→ **WHAT IS EXPECTED**
Please say how many lines below include the word "msiexec", with nothing beyond the number.

→ **THE DATA**
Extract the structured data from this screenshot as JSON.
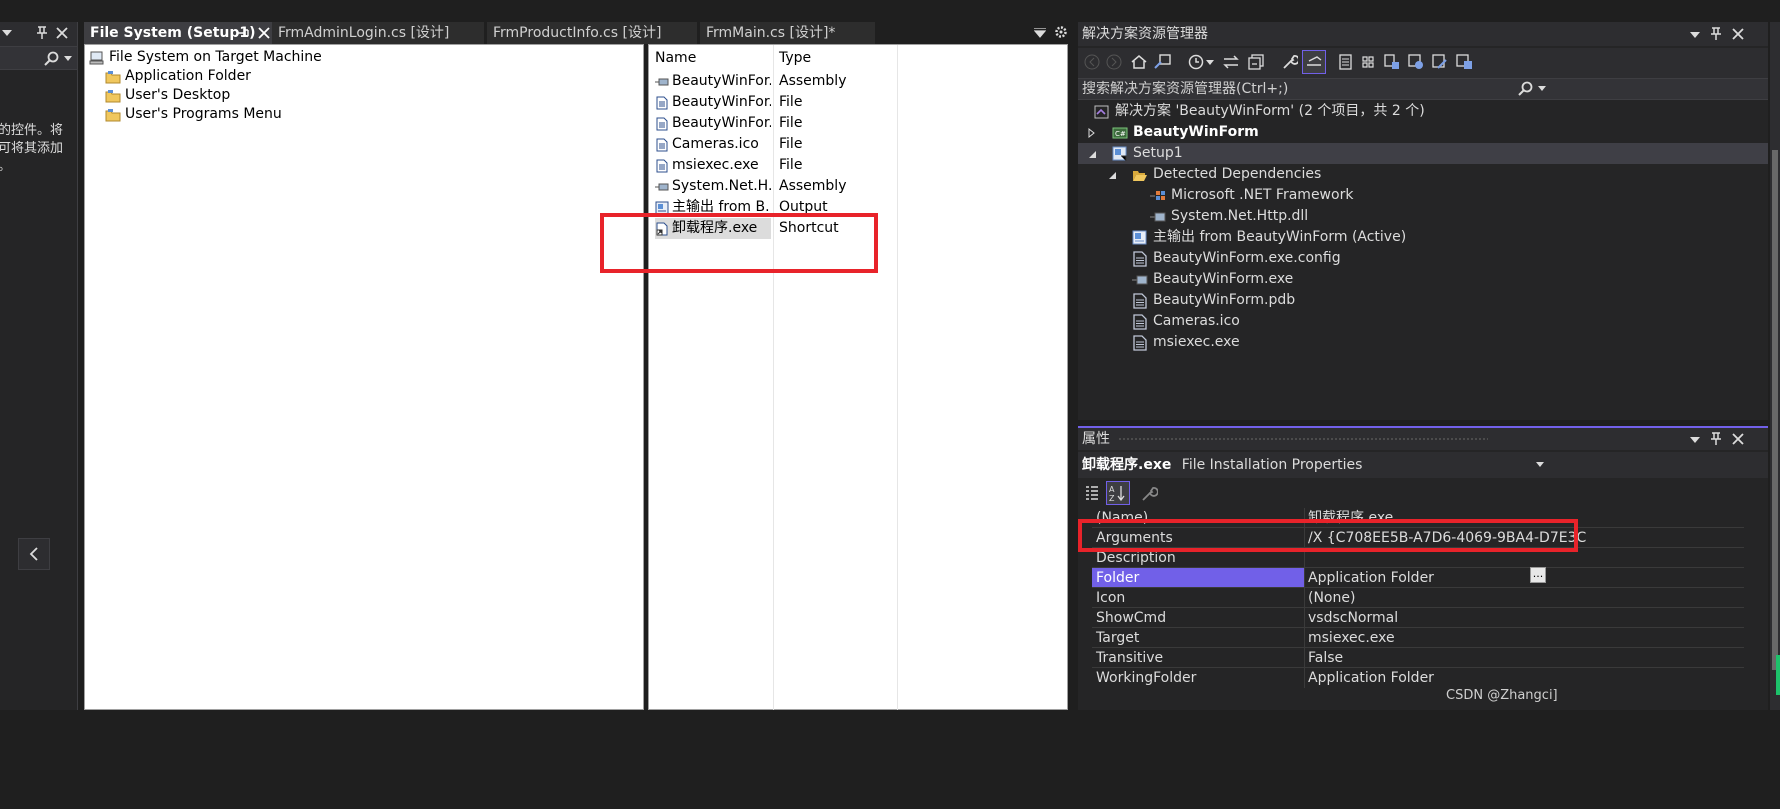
{
  "toolbox": {
    "description_lines": "的控件。将\n可将其添加\n。"
  },
  "tabs": [
    {
      "label": "File System (Setup1)",
      "active": true
    },
    {
      "label": "FrmAdminLogin.cs [设计]",
      "active": false
    },
    {
      "label": "FrmProductInfo.cs [设计]",
      "active": false
    },
    {
      "label": "FrmMain.cs [设计]*",
      "active": false
    }
  ],
  "filesystem": {
    "tree": [
      {
        "label": "File System on Target Machine",
        "icon": "computer-icon"
      },
      {
        "label": "Application Folder",
        "icon": "folder-icon"
      },
      {
        "label": "User's Desktop",
        "icon": "folder-icon"
      },
      {
        "label": "User's Programs Menu",
        "icon": "folder-icon"
      }
    ],
    "list_columns": [
      "Name",
      "Type"
    ],
    "list_rows": [
      {
        "name": "BeautyWinFor...",
        "type": "Assembly",
        "icon": "assembly-icon"
      },
      {
        "name": "BeautyWinFor...",
        "type": "File",
        "icon": "file-icon"
      },
      {
        "name": "BeautyWinFor...",
        "type": "File",
        "icon": "file-icon"
      },
      {
        "name": "Cameras.ico",
        "type": "File",
        "icon": "file-icon"
      },
      {
        "name": "msiexec.exe",
        "type": "File",
        "icon": "file-icon"
      },
      {
        "name": "System.Net.H...",
        "type": "Assembly",
        "icon": "assembly-icon"
      },
      {
        "name": "主输出 from B...",
        "type": "Output",
        "icon": "output-icon"
      },
      {
        "name": "卸载程序.exe",
        "type": "Shortcut",
        "icon": "shortcut-icon",
        "selected": true
      }
    ]
  },
  "solution_explorer": {
    "title": "解决方案资源管理器",
    "search_placeholder": "搜索解决方案资源管理器(Ctrl+;)",
    "items": [
      {
        "label": "解决方案 'BeautyWinForm' (2 个项目，共 2 个)",
        "icon": "solution-icon"
      },
      {
        "label": "BeautyWinForm",
        "icon": "csharp-project-icon",
        "bold": true
      },
      {
        "label": "Setup1",
        "icon": "setup-project-icon"
      },
      {
        "label": "Detected Dependencies",
        "icon": "folder-open-icon"
      },
      {
        "label": "Microsoft .NET Framework",
        "icon": "framework-icon"
      },
      {
        "label": "System.Net.Http.dll",
        "icon": "assembly-icon"
      },
      {
        "label": "主输出 from BeautyWinForm (Active)",
        "icon": "output-icon"
      },
      {
        "label": "BeautyWinForm.exe.config",
        "icon": "file-icon"
      },
      {
        "label": "BeautyWinForm.exe",
        "icon": "assembly-icon"
      },
      {
        "label": "BeautyWinForm.pdb",
        "icon": "file-icon"
      },
      {
        "label": "Cameras.ico",
        "icon": "file-icon"
      },
      {
        "label": "msiexec.exe",
        "icon": "file-icon"
      }
    ]
  },
  "properties": {
    "title": "属性",
    "object_name": "卸载程序.exe",
    "object_type": "File Installation Properties",
    "rows": [
      {
        "name": "(Name)",
        "value": "卸载程序.exe"
      },
      {
        "name": "Arguments",
        "value": "/X {C708EE5B-A7D6-4069-9BA4-D7E3C"
      },
      {
        "name": "Description",
        "value": ""
      },
      {
        "name": "Folder",
        "value": "Application Folder",
        "selected": true
      },
      {
        "name": "Icon",
        "value": "(None)"
      },
      {
        "name": "ShowCmd",
        "value": "vsdscNormal"
      },
      {
        "name": "Target",
        "value": "msiexec.exe"
      },
      {
        "name": "Transitive",
        "value": "False"
      },
      {
        "name": "WorkingFolder",
        "value": "Application Folder"
      }
    ],
    "ellipsis_label": "..."
  },
  "watermark": "CSDN @Zhangci]",
  "colors": {
    "accent": "#7160e8",
    "highlight_box": "#e8232a"
  }
}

→ **TASK RESULT**
3